- The Smurfs episode "The Grouchiest Game In Town", which had a villain named the Game Master who forced people to do this in a game similar to chess. Losing meant being turned into a piece for his ever-growing collection. Fortunately, he had a rule "wizard takes all" which Grouchy took advantage of when he used Papa Smurf (who is both a Smurf and a wizard) to remove all his opponent's pieces from the board, thus freeing all the people who became game pieces.
- In the Teen Titans Go! episode "Crazy Day", Raven plays chess, with the white pieces looking like Cyborg and Beast Boy. She defeats them incredibly easily, by tricking the Beast Boy pieces into knocking down the Cyborg King.
- In an episode of ThunderCats (1985), Snarf is taken hostage by a race of tiny people. To pass the time, Snarf and the people's leader play chess with tiny people as the pieces.
- In Visionaries Knights Of The Magical Light, the series Evil Overlord Darkstorm plays with on an oversized board with actual humans. When "captured", the person is dunked by trapdoor into the moat. (This becomes an escape route later on.)
- In Where on Earth Is Carmen Sandiego?, Carmen Sandiego challenges the two detectives to a game of Human Chess in which she's the black king, and the detectives are the white king and white queen. (The other pieces are priceless artifacts that she stole during the episode.) She promises to turn herself in if they checkmate her.
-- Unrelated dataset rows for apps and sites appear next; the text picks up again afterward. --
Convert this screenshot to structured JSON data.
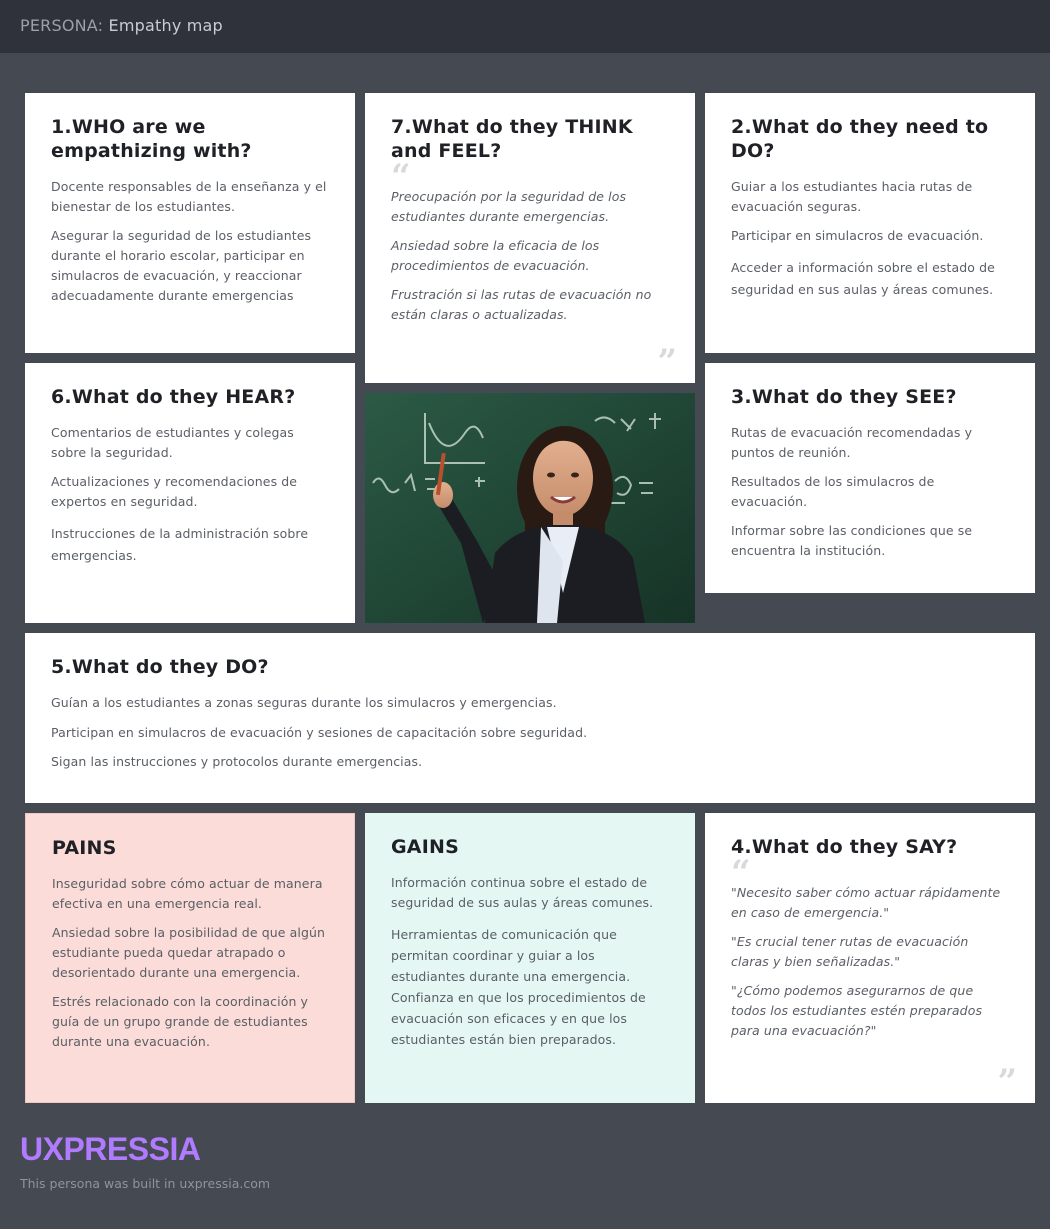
{
  "header": {
    "prefix": "PERSONA:",
    "title": "Empathy map"
  },
  "who": {
    "heading": "1.WHO are we empathizing with?",
    "items": [
      "Docente responsables de la enseñanza y el bienestar de los estudiantes.",
      "Asegurar la seguridad de los estudiantes durante el horario escolar, participar en simulacros de evacuación, y reaccionar adecuadamente durante emergencias"
    ]
  },
  "think": {
    "heading": "7.What do they THINK and FEEL?",
    "items": [
      "Preocupación por la seguridad de los estudiantes durante emergencias.",
      "Ansiedad sobre la eficacia de los procedimientos de evacuación.",
      "Frustración si las rutas de evacuación no están claras o actualizadas."
    ]
  },
  "need": {
    "heading": "2.What do they need to DO?",
    "items": [
      "Guiar a los estudiantes hacia rutas de evacuación seguras.",
      "Participar en simulacros de evacuación.",
      "Acceder a información sobre el estado de seguridad en sus aulas y áreas comunes."
    ]
  },
  "hear": {
    "heading": "6.What do they HEAR?",
    "items": [
      "Comentarios de estudiantes y colegas sobre la seguridad.",
      "Actualizaciones y recomendaciones de expertos en seguridad.",
      "Instrucciones de la administración sobre emergencias."
    ]
  },
  "see": {
    "heading": "3.What do they SEE?",
    "items": [
      "Rutas de evacuación recomendadas y puntos de reunión.",
      "Resultados de los simulacros de evacuación.",
      "Informar sobre las condiciones que se encuentra la institución."
    ]
  },
  "do": {
    "heading": "5.What do they DO?",
    "items": [
      "Guían a los estudiantes a zonas seguras durante los simulacros y emergencias.",
      "Participan en simulacros de evacuación y sesiones de capacitación sobre seguridad.",
      "Sigan las instrucciones y protocolos durante emergencias."
    ]
  },
  "pains": {
    "heading": "PAINS",
    "items": [
      "Inseguridad sobre cómo actuar de manera efectiva en una emergencia real.",
      "Ansiedad sobre la posibilidad de que algún estudiante pueda quedar atrapado o desorientado durante una emergencia.",
      "Estrés relacionado con la coordinación y guía de un grupo grande de estudiantes durante una evacuación."
    ]
  },
  "gains": {
    "heading": "GAINS",
    "items": [
      "Información continua sobre el estado de seguridad de sus aulas y áreas comunes.",
      "Herramientas de comunicación que permitan coordinar y guiar a los estudiantes durante una emergencia. Confianza en que los procedimientos de evacuación son eficaces y en que los estudiantes están bien preparados."
    ]
  },
  "say": {
    "heading": "4.What do they SAY?",
    "items": [
      "\"Necesito saber cómo actuar rápidamente en caso de emergencia.\"",
      "\"Es crucial tener rutas de evacuación claras y bien señalizadas.\"",
      "\"¿Cómo podemos asegurarnos de que todos los estudiantes estén preparados para una evacuación?\""
    ]
  },
  "footer": {
    "logo": "UXPRESSIA",
    "note": "This persona was built in uxpressia.com"
  },
  "colors": {
    "background": "#454952",
    "topbar": "#2f323a",
    "pains": "#fbdcd8",
    "gains": "#e5f7f3",
    "logo": "#b17bff"
  },
  "icons": [
    "open-quote-icon",
    "close-quote-icon",
    "persona-photo"
  ]
}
Zack takes her up on it, but Ivy only plays along until she's in a position to take a more direct approach.
- Amphibia: In "The First Temple", the final puzzle of said temple is a game of Amphibia's version of Chess called "Flipwart" that Marcy knows how to play, but it also includes a life-size counterpart that Polly, Hop Pop, Sprig, and Anne end up being forced into, where the pieces can physically hit each other (which puts them at risk of being hurt), Anne ends up on the opposing side, and the game eventually starts cheating. It turns out to be a Secret Test of Character; Marcy ends up throwing the game to save the Plantars, which is exactly what she needed to do to complete the puzzle.
- Johnny Test: This concept is the main plot point in the episode "King Johnny". Bored with playing regular chess, Johnny convinces his twin sisters to bring the chess pieces to life in human form. They play with the real chess pieces on a life sized board in the backyard of their house. At first, Johnny enjoys the new game. Unfortunately, he loses his sanity and starts acting like a real king. To make matters worse, he rampages through Porkelly with his live chess pieces.
- Often a (pre-choreographed) feature at Renaissance Faires.
- Shows up at all sorts of other conventions, often with thematic house rules.
- Occasionally public parks will have chessboards drawn into the ground for this purpose; usually not the fatal version, though.
- A typical feature at anime conventions is "cosplay chess" in which cosplayers become chess pieces on the board and act out fight scenes when one piece has to take another.
- The first convention to perfect this was Anime Boston. The first year it was filmed in entirety was 2008: Kids vs. Adults. The following year, the match was not filmed due to unseen circumstances. Since then, it was filmed each year, seen here: 2010: Past vs. Future, 2011: Fantasy vs. Science, 2012: Good vs. Evil, and 2013: Life vs. Undead Spirits.
- However, it should be noted that MetroCon had been doing it since 2004 and while not always perfect, it does deliver.
- Ningen Shogi, played every spring in Tendo City, Japan.
- And this event in Marostica , Italy.